With union participation at its lowest point in history, Big Labor bosses and their cronies in Congress are desperate to boost their dwindling membership numbers. And apparently, they’re willing to pull out all the legislative stops to do so.
Take, for example, the recently introduced and deceptively named “Workplace Democracy Act” (WDA). If passed, this bill would undermine decades of established labor law, directly threatening both employees and employers, in order to promote a decidedly pro-union agenda.
Congress should take time to review the facts about what this legislation would do and what it is really about — because it most certainly is not about promoting democracy in the workplace.
The WDA was introduced in May by four of the Senate’s most prominent liberal members — Senators Bernie Sanders (I-Vt.), Elizabeth Warren (D-Mass.), Kirsten Gillibrand (D-NY), and Cory Booker (D-NJ), all of whom are likely to run for president in 2020 — as well as Representative Mark Pocan (D-Wis.).
While the bill’s introduction certainly helps raise visibility and gin up support among the lawmakers’ liberal base, actual passage of this bill would be a direct affront to workers’ rights and a violation of many of the established tenets of fair labor law.
Perhaps most egregious of its provisions, WDA would eliminate privacy in union-organizing elections.
Instead of being able to vote for or against unionizing by secret ballot, workers would be forced to use a “card check” process. Card check would essentially compel workers to vote for or against unionization by signing or not signing a card in front of union organizers, co-workers, and employers. This anti-democratic process opens the door to intimidation, coercion, and harassment. While these may not be uncommon tactics in organizing drives, they should not be encouraged or sanctioned by law.
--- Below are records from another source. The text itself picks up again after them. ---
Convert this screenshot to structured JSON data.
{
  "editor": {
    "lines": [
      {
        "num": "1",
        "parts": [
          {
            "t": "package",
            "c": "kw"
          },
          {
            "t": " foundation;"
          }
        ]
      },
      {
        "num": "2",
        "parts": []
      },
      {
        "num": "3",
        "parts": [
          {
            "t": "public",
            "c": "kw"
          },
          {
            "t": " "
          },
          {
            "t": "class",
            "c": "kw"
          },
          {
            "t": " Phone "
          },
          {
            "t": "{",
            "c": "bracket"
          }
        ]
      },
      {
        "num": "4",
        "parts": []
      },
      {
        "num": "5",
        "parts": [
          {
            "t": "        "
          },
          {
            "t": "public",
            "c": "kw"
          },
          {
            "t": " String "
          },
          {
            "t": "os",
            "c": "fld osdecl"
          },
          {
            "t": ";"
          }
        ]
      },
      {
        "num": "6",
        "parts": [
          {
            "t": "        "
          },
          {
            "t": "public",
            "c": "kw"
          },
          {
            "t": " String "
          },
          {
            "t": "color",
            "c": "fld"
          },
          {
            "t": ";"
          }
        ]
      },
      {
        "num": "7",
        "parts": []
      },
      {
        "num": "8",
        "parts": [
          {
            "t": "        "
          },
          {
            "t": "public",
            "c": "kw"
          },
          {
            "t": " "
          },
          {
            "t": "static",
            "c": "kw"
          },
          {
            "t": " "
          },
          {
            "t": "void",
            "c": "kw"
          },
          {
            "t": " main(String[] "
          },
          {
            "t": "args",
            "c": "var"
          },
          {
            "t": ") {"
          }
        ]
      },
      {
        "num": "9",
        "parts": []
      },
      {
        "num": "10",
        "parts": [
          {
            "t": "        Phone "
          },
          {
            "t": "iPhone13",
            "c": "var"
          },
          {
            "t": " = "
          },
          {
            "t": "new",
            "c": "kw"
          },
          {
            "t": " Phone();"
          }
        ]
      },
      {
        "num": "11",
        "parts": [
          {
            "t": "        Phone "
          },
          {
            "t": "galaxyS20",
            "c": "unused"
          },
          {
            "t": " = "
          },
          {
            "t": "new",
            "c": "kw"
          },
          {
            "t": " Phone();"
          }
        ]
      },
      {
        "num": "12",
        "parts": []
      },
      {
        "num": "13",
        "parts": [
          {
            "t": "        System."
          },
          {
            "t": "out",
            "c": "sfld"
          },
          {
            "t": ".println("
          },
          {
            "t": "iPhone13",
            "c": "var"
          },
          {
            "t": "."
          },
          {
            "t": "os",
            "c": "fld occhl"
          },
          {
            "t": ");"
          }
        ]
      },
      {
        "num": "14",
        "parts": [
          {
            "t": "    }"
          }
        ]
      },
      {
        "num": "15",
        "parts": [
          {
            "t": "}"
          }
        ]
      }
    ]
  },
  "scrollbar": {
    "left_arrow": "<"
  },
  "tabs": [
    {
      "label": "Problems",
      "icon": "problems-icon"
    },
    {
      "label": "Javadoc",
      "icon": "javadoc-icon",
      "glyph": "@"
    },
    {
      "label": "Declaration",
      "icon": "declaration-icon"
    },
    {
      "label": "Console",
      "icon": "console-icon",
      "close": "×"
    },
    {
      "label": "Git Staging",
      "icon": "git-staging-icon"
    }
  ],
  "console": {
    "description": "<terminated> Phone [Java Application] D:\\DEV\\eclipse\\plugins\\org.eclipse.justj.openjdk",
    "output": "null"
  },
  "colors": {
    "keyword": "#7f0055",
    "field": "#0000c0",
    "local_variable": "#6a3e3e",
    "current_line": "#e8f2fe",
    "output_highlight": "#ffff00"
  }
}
The use of secret ballot in elections — whether to organize or to vote for the president— is one of the fundamental bedrocks of our democracy. There is simply no justification for members of Congress to support removing this right from workers.
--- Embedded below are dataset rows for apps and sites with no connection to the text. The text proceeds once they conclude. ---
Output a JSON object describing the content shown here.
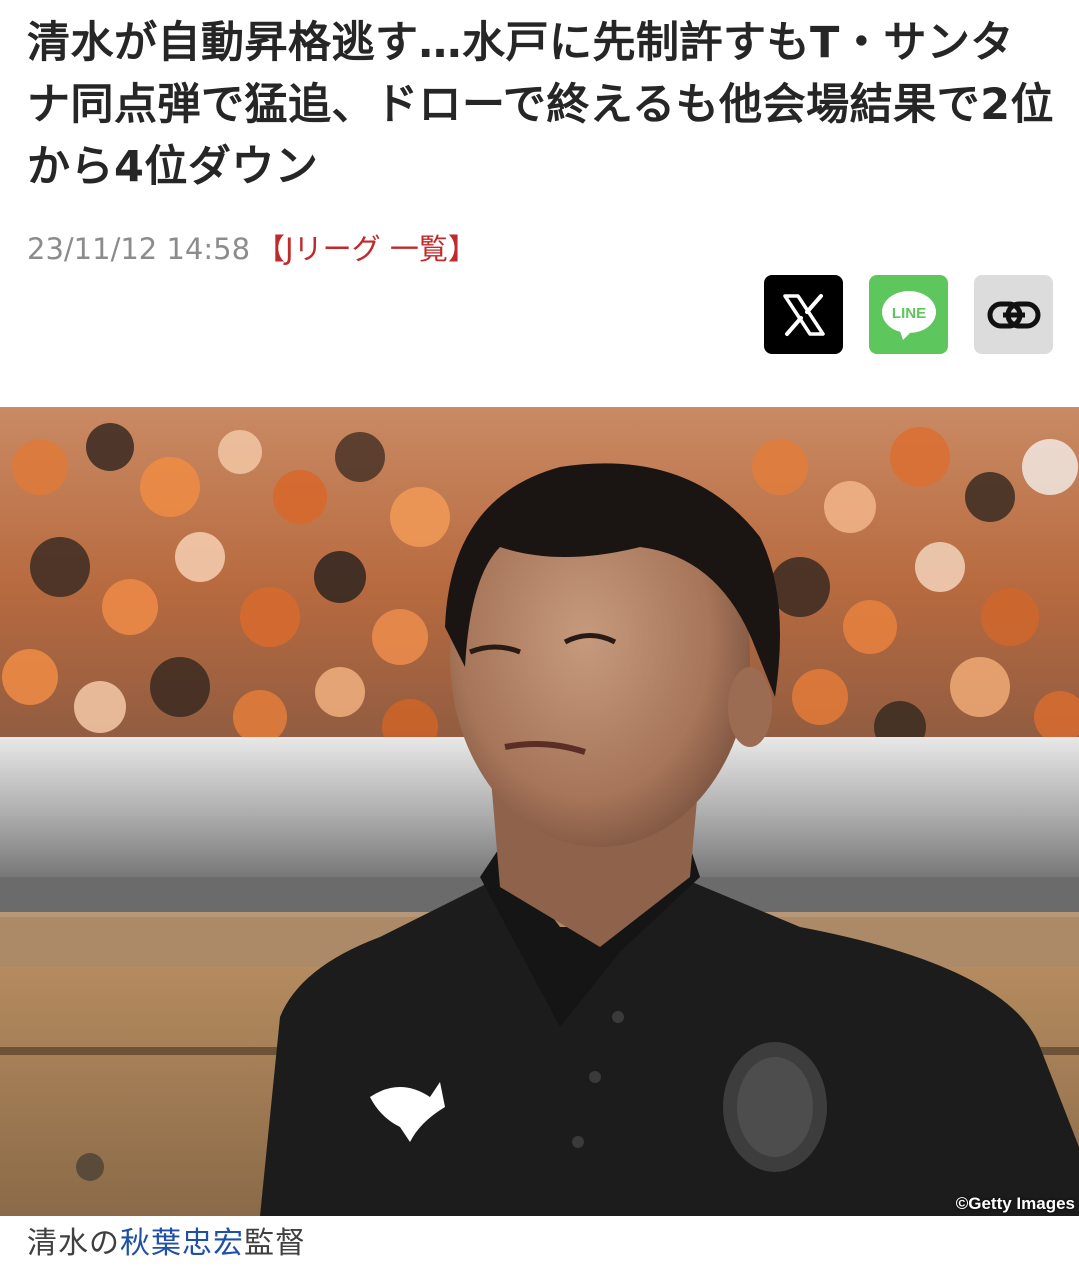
{
  "article": {
    "headline": "清水が自動昇格逃す…水戸に先制許すもT・サンタナ同点弾で猛追、ドローで終えるも他会場結果で2位から4位ダウン",
    "date": "23/11/12 14:58",
    "category": "【Jリーグ 一覧】"
  },
  "share": {
    "x_label": "X",
    "line_label": "LINE",
    "link_icon": "link-icon",
    "colors": {
      "x": "#000000",
      "line": "#5dc65d",
      "link": "#dcdcdc"
    }
  },
  "photo": {
    "credit": "©Getty Images"
  },
  "caption": {
    "prefix": "清水の",
    "name": "秋葉忠宏",
    "suffix": "監督"
  },
  "colors": {
    "headline": "#262626",
    "date": "#8c8c8c",
    "category": "#c12a2a",
    "caption_link": "#1f4fa8"
  }
}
The Workforce Fairness Institute regularly tracks and scores members of Congress based on their stances on a range of issues. We are adding WDA to our list of criteria in these legislative scorecards so the public can know who is lending their support to a bill that would threaten workers’ fundamental right to privacy.
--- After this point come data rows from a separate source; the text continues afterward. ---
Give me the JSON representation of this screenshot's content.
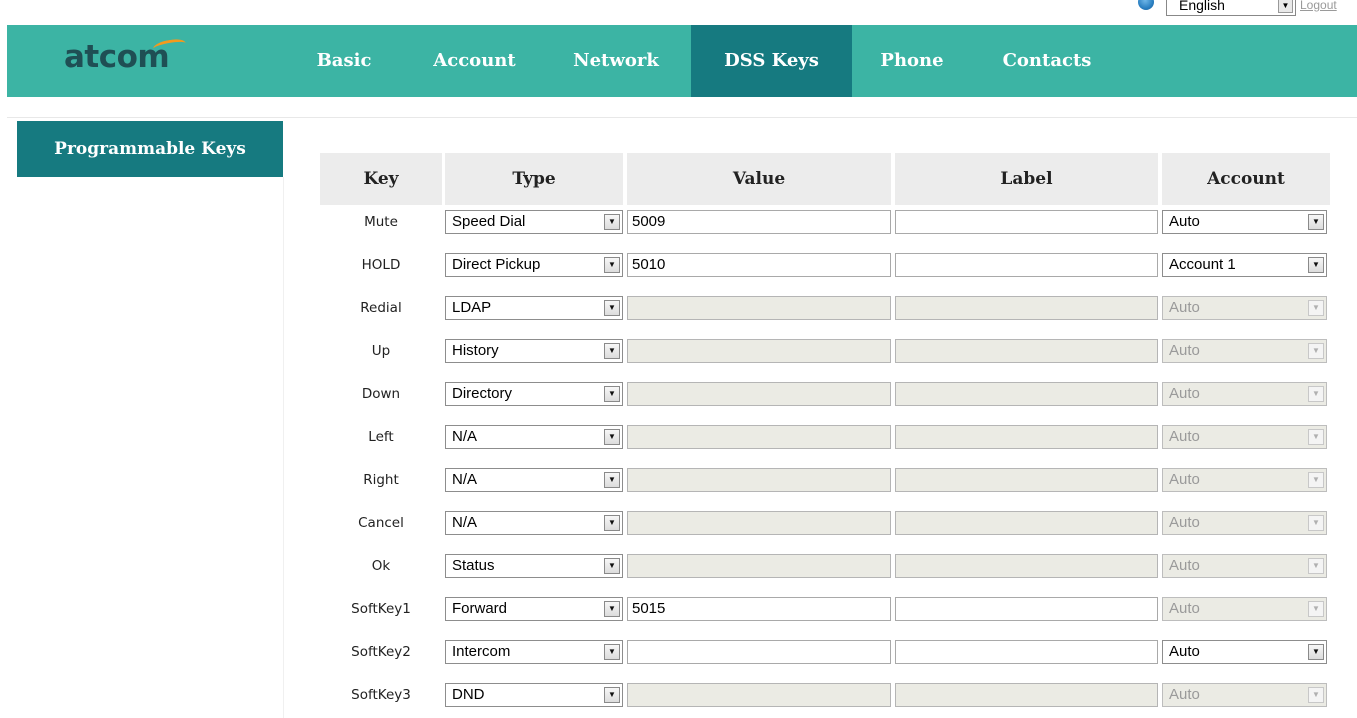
{
  "topbar": {
    "language": "English",
    "logout_label": "Logout"
  },
  "header": {
    "logo": "atcom",
    "tabs": [
      {
        "label": "Basic"
      },
      {
        "label": "Account"
      },
      {
        "label": "Network"
      },
      {
        "label": "DSS Keys",
        "active": true
      },
      {
        "label": "Phone"
      },
      {
        "label": "Contacts"
      }
    ]
  },
  "sidebar": {
    "items": [
      {
        "label": "Programmable Keys",
        "active": true
      }
    ]
  },
  "table": {
    "headers": {
      "key": "Key",
      "type": "Type",
      "value": "Value",
      "label": "Label",
      "account": "Account"
    },
    "rows": [
      {
        "key": "Mute",
        "type": "Speed Dial",
        "value": "5009",
        "label": "",
        "account": "Auto",
        "value_enabled": true,
        "account_enabled": true
      },
      {
        "key": "HOLD",
        "type": "Direct Pickup",
        "value": "5010",
        "label": "",
        "account": "Account 1",
        "value_enabled": true,
        "account_enabled": true
      },
      {
        "key": "Redial",
        "type": "LDAP",
        "value": "",
        "label": "",
        "account": "Auto",
        "value_enabled": false,
        "account_enabled": false
      },
      {
        "key": "Up",
        "type": "History",
        "value": "",
        "label": "",
        "account": "Auto",
        "value_enabled": false,
        "account_enabled": false
      },
      {
        "key": "Down",
        "type": "Directory",
        "value": "",
        "label": "",
        "account": "Auto",
        "value_enabled": false,
        "account_enabled": false
      },
      {
        "key": "Left",
        "type": "N/A",
        "value": "",
        "label": "",
        "account": "Auto",
        "value_enabled": false,
        "account_enabled": false
      },
      {
        "key": "Right",
        "type": "N/A",
        "value": "",
        "label": "",
        "account": "Auto",
        "value_enabled": false,
        "account_enabled": false
      },
      {
        "key": "Cancel",
        "type": "N/A",
        "value": "",
        "label": "",
        "account": "Auto",
        "value_enabled": false,
        "account_enabled": false
      },
      {
        "key": "Ok",
        "type": "Status",
        "value": "",
        "label": "",
        "account": "Auto",
        "value_enabled": false,
        "account_enabled": false
      },
      {
        "key": "SoftKey1",
        "type": "Forward",
        "value": "5015",
        "label": "",
        "account": "Auto",
        "value_enabled": true,
        "account_enabled": false
      },
      {
        "key": "SoftKey2",
        "type": "Intercom",
        "value": "",
        "label": "",
        "account": "Auto",
        "value_enabled": true,
        "account_enabled": true
      },
      {
        "key": "SoftKey3",
        "type": "DND",
        "value": "",
        "label": "",
        "account": "Auto",
        "value_enabled": false,
        "account_enabled": false
      }
    ]
  },
  "colors": {
    "header_bg": "#3cb4a4",
    "active_tab_bg": "#167a80",
    "logo_text": "#1f4f54",
    "logo_accent": "#f39a1d"
  }
}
Unbelievably, the WDA gets worse.
In addition to eliminating the secret ballot, it would permit “secondary boycotts” against businesses not involved in a labor dispute and codify the National Labor Relations Board’s disastrous joint employer decision, which has already sowed confusion and discord among employers and employees at franchise businesses.
The WDA would also impose forced government arbitration of union contracts, putting critical workplace decisions into the hands of unelected, Washington, D.C., bureaucrats who have no connection to the businesses, employers, or employees involved. And it would eliminate protections that prevent compulsory unionization by abolishing right-to-work laws in the 28 states that have voted for them so far, among many other damaging provisions.
Those aren’t the only negative implications for workers and employers if Congress passes WDA, but they certainly are some of the most problematic. For their part, the Coalition for a Democratic Workplace has played a valuable role in helping educate the public about the potential fallout for employees and employers alike if Congress were to pass this extreme bill.
The woefully mistitled Workplace Democracy Act may be good theater during an election cycle, but it is not good public policy. It would upend decades of established labor law in order to promote a radically pro-unionization agenda, and it would do so at the cost of many of the rights and freedoms workers currently enjoy—and deserve. The WDA is a lose-lose for employees and employers and should be a non-starter.
Heather Greenaway is the spokeswoman for the Workforce Fairness Institute.
The views and opinions expressed in this commentary are those of the author and do not reflect the official position of The Daily Caller.